The first bowler known to have used this style of delivery was the Australian Jack Iverson from Victoria, who used it throughout his Test career in the period after the Second World War, although he did not use the name "carrom ball". Fellow countryman John Gleeson used a similar grip a decade later, but by the 1970s the method was almost forgotten; however, it has since re-entered cricketing consciousness because of its use by Ajantha Mendis of Sri Lanka during 2007-2008, with the new name of carrom ball.
The ball is held between the thumb, forefinger and the middle finger and, instead of a conventional release, the ball is squeezed out and flicked by the fingers like a Carrom player flicking the disc on a Carrom board.
Carrom spin can be considered a third category of spin bowling after leg spin and off spin, as the middle finger and thumb flick or squeeze the ball out of the hand, like a carrom player flicking a striker in the indoor game of carrom.
When the centre finger is gripped towards the leg side, the ball spins from leg to off; when the centre finger is gripped towards the off side, the ball spins from off to leg.
Depending on the degree the ball is gripped towards the leg side, the carrom ball could also travel straight.
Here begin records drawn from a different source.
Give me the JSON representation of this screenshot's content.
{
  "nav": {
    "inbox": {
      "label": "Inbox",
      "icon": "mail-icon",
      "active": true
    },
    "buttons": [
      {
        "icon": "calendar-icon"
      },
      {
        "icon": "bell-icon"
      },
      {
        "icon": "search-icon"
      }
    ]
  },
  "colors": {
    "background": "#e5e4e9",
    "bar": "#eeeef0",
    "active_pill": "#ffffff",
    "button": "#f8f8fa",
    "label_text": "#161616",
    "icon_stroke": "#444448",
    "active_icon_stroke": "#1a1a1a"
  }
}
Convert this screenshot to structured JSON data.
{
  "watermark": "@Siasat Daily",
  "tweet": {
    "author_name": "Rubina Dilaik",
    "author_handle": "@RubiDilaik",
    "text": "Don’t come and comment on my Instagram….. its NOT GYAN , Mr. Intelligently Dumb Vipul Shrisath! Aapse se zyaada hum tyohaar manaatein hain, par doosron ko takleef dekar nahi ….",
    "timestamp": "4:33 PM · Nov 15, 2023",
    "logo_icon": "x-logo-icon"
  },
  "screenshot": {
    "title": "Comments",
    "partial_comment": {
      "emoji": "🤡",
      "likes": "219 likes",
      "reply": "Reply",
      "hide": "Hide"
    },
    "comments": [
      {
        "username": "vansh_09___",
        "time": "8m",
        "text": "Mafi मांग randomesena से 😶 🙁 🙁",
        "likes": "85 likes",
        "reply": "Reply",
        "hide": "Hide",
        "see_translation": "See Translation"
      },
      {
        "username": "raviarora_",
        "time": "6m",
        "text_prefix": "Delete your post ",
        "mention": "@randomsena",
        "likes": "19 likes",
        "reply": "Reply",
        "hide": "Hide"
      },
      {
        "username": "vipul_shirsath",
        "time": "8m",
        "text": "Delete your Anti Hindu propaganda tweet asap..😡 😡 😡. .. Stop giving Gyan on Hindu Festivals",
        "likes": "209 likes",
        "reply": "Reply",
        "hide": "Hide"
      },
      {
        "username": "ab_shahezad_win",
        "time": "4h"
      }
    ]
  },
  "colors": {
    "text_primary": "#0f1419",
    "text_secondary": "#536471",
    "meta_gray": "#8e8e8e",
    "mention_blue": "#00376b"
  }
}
The carrom ball can therefore spin to either the off or leg sides or travel straight (as opposed to the popular misconception that it only spins towards the off side).